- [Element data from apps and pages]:
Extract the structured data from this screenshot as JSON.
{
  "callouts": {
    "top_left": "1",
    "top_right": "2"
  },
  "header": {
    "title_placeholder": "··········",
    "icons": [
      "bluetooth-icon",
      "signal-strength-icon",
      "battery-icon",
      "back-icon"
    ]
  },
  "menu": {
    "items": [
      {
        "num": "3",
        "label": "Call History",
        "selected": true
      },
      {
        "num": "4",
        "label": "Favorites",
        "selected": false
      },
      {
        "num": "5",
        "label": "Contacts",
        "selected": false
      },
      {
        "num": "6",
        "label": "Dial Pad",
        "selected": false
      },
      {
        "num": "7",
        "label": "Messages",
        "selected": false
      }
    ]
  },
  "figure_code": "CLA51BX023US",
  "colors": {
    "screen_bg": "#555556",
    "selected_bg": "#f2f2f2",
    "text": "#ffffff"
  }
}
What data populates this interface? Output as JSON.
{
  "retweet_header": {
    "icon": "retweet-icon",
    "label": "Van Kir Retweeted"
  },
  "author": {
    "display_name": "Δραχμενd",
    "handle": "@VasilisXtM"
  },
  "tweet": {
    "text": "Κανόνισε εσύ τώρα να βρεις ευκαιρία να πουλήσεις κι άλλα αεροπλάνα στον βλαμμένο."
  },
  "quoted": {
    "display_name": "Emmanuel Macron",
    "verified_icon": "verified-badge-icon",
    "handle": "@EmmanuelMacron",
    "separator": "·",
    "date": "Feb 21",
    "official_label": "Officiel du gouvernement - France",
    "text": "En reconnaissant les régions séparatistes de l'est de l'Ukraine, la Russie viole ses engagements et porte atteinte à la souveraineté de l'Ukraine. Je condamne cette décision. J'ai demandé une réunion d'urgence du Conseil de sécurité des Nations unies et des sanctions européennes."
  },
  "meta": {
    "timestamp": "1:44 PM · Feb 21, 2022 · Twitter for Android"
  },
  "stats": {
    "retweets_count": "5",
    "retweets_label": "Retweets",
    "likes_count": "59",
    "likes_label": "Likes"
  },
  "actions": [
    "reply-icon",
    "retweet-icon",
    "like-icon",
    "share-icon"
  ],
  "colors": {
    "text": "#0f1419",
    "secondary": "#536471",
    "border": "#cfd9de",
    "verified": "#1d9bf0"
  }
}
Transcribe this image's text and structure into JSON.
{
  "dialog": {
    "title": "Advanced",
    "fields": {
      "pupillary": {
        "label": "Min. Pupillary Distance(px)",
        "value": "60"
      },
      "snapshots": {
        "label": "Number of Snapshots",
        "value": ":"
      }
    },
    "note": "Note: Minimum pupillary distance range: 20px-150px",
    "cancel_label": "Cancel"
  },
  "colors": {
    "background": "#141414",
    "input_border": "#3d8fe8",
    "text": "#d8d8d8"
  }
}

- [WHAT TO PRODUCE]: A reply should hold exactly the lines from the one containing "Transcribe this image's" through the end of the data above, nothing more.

- [RESULT OF THIS EXERCISE]:
Transcribe this image's text and structure into JSON.
{
  "dialog": {
    "title": "Advanced",
    "fields": {
      "pupillary": {
        "label": "Min. Pupillary Distance(px)",
        "value": "60"
      },
      "snapshots": {
        "label": "Number of Snapshots",
        "value": ":"
      }
    },
    "note": "Note: Minimum pupillary distance range: 20px-150px",
    "cancel_label": "Cancel"
  },
  "colors": {
    "background": "#141414",
    "input_border": "#3d8fe8",
    "text": "#d8d8d8"
  }
}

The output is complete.